[Component data from apps and pages]
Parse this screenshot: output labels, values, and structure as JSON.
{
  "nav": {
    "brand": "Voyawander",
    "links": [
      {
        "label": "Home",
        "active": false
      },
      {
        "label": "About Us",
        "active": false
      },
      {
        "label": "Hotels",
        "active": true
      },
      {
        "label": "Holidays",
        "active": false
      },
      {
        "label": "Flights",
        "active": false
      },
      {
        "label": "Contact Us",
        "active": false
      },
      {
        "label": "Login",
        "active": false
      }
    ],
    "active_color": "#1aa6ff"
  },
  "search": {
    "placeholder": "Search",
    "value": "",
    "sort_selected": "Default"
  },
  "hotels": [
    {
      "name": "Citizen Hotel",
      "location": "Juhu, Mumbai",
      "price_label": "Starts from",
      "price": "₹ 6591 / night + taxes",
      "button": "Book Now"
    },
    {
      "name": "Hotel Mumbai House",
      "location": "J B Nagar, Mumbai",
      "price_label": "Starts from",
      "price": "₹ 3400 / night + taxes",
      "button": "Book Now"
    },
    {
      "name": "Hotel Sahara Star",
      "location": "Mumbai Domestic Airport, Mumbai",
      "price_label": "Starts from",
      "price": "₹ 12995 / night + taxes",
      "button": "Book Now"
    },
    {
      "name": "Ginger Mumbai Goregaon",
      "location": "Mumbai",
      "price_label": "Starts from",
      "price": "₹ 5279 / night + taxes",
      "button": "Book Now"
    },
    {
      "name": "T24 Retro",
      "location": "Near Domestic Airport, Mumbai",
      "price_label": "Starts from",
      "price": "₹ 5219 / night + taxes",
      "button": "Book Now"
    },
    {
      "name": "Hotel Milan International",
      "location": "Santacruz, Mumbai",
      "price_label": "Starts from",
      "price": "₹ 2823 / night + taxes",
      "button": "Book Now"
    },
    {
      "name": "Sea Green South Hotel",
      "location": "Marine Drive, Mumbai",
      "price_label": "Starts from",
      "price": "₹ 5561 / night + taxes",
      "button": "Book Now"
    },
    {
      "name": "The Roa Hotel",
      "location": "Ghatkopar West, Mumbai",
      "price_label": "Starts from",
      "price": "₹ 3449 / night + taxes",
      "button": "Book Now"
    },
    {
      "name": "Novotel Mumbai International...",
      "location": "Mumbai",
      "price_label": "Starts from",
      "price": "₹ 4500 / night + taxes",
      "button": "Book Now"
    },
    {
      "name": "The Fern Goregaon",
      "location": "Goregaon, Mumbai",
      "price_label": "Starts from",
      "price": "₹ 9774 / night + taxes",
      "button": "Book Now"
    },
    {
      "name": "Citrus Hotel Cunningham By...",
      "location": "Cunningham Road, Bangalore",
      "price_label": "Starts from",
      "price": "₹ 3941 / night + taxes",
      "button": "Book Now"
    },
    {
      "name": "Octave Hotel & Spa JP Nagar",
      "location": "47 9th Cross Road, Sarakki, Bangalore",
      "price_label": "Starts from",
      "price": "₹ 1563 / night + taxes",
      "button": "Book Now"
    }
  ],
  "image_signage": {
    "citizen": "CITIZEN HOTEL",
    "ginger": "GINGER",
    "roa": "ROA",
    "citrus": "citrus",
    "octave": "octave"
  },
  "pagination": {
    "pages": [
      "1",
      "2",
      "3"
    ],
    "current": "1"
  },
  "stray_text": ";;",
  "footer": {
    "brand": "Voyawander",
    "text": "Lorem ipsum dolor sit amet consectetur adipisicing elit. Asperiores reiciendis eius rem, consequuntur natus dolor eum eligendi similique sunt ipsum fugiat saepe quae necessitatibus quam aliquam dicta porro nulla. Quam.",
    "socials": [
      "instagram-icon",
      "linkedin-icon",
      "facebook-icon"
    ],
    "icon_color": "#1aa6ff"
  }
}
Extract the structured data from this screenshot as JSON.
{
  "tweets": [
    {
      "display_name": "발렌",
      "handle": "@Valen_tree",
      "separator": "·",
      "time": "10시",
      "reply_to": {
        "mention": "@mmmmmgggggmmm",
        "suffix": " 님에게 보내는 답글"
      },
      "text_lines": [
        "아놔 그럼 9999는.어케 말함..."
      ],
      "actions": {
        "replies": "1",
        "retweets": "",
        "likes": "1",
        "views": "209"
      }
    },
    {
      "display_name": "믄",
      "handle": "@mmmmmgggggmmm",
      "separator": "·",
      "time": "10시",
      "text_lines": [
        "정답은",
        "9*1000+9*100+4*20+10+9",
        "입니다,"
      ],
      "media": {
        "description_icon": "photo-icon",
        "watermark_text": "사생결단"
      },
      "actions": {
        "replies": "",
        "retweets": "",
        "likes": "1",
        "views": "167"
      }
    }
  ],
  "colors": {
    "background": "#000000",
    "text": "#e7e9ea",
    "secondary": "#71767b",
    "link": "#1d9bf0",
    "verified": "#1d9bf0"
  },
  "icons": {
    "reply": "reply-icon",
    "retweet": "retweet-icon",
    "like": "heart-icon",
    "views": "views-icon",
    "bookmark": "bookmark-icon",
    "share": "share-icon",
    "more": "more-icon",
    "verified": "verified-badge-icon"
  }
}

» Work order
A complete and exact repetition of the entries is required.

» Exercise answer
Parse this screenshot: output labels, values, and structure as JSON.
{
  "nav": {
    "brand": "Voyawander",
    "links": [
      {
        "label": "Home",
        "active": false
      },
      {
        "label": "About Us",
        "active": false
      },
      {
        "label": "Hotels",
        "active": true
      },
      {
        "label": "Holidays",
        "active": false
      },
      {
        "label": "Flights",
        "active": false
      },
      {
        "label": "Contact Us",
        "active": false
      },
      {
        "label": "Login",
        "active": false
      }
    ],
    "active_color": "#1aa6ff"
  },
  "search": {
    "placeholder": "Search",
    "value": "",
    "sort_selected": "Default"
  },
  "hotels": [
    {
      "name": "Citizen Hotel",
      "location": "Juhu, Mumbai",
      "price_label": "Starts from",
      "price": "₹ 6591 / night + taxes",
      "button": "Book Now"
    },
    {
      "name": "Hotel Mumbai House",
      "location": "J B Nagar, Mumbai",
      "price_label": "Starts from",
      "price": "₹ 3400 / night + taxes",
      "button": "Book Now"
    },
    {
      "name": "Hotel Sahara Star",
      "location": "Mumbai Domestic Airport, Mumbai",
      "price_label": "Starts from",
      "price": "₹ 12995 / night + taxes",
      "button": "Book Now"
    },
    {
      "name": "Ginger Mumbai Goregaon",
      "location": "Mumbai",
      "price_label": "Starts from",
      "price": "₹ 5279 / night + taxes",
      "button": "Book Now"
    },
    {
      "name": "T24 Retro",
      "location": "Near Domestic Airport, Mumbai",
      "price_label": "Starts from",
      "price": "₹ 5219 / night + taxes",
      "button": "Book Now"
    },
    {
      "name": "Hotel Milan International",
      "location": "Santacruz, Mumbai",
      "price_label": "Starts from",
      "price": "₹ 2823 / night + taxes",
      "button": "Book Now"
    },
    {
      "name": "Sea Green South Hotel",
      "location": "Marine Drive, Mumbai",
      "price_label": "Starts from",
      "price": "₹ 5561 / night + taxes",
      "button": "Book Now"
    },
    {
      "name": "The Roa Hotel",
      "location": "Ghatkopar West, Mumbai",
      "price_label": "Starts from",
      "price": "₹ 3449 / night + taxes",
      "button": "Book Now"
    },
    {
      "name": "Novotel Mumbai International...",
      "location": "Mumbai",
      "price_label": "Starts from",
      "price": "₹ 4500 / night + taxes",
      "button": "Book Now"
    },
    {
      "name": "The Fern Goregaon",
      "location": "Goregaon, Mumbai",
      "price_label": "Starts from",
      "price": "₹ 9774 / night + taxes",
      "button": "Book Now"
    },
    {
      "name": "Citrus Hotel Cunningham By...",
      "location": "Cunningham Road, Bangalore",
      "price_label": "Starts from",
      "price": "₹ 3941 / night + taxes",
      "button": "Book Now"
    },
    {
      "name": "Octave Hotel & Spa JP Nagar",
      "location": "47 9th Cross Road, Sarakki, Bangalore",
      "price_label": "Starts from",
      "price": "₹ 1563 / night + taxes",
      "button": "Book Now"
    }
  ],
  "image_signage": {
    "citizen": "CITIZEN HOTEL",
    "ginger": "GINGER",
    "roa": "ROA",
    "citrus": "citrus",
    "octave": "octave"
  },
  "pagination": {
    "pages": [
      "1",
      "2",
      "3"
    ],
    "current": "1"
  },
  "stray_text": ";;",
  "footer": {
    "brand": "Voyawander",
    "text": "Lorem ipsum dolor sit amet consectetur adipisicing elit. Asperiores reiciendis eius rem, consequuntur natus dolor eum eligendi similique sunt ipsum fugiat saepe quae necessitatibus quam aliquam dicta porro nulla. Quam.",
    "socials": [
      "instagram-icon",
      "linkedin-icon",
      "facebook-icon"
    ],
    "icon_color": "#1aa6ff"
  }
}
Extract the structured data from this screenshot as JSON.
{
  "tweets": [
    {
      "display_name": "발렌",
      "handle": "@Valen_tree",
      "separator": "·",
      "time": "10시",
      "reply_to": {
        "mention": "@mmmmmgggggmmm",
        "suffix": " 님에게 보내는 답글"
      },
      "text_lines": [
        "아놔 그럼 9999는.어케 말함..."
      ],
      "actions": {
        "replies": "1",
        "retweets": "",
        "likes": "1",
        "views": "209"
      }
    },
    {
      "display_name": "믄",
      "handle": "@mmmmmgggggmmm",
      "separator": "·",
      "time": "10시",
      "text_lines": [
        "정답은",
        "9*1000+9*100+4*20+10+9",
        "입니다,"
      ],
      "media": {
        "description_icon": "photo-icon",
        "watermark_text": "사생결단"
      },
      "actions": {
        "replies": "",
        "retweets": "",
        "likes": "1",
        "views": "167"
      }
    }
  ],
  "colors": {
    "background": "#000000",
    "text": "#e7e9ea",
    "secondary": "#71767b",
    "link": "#1d9bf0",
    "verified": "#1d9bf0"
  },
  "icons": {
    "reply": "reply-icon",
    "retweet": "retweet-icon",
    "like": "heart-icon",
    "views": "views-icon",
    "bookmark": "bookmark-icon",
    "share": "share-icon",
    "more": "more-icon",
    "verified": "verified-badge-icon"
  }
}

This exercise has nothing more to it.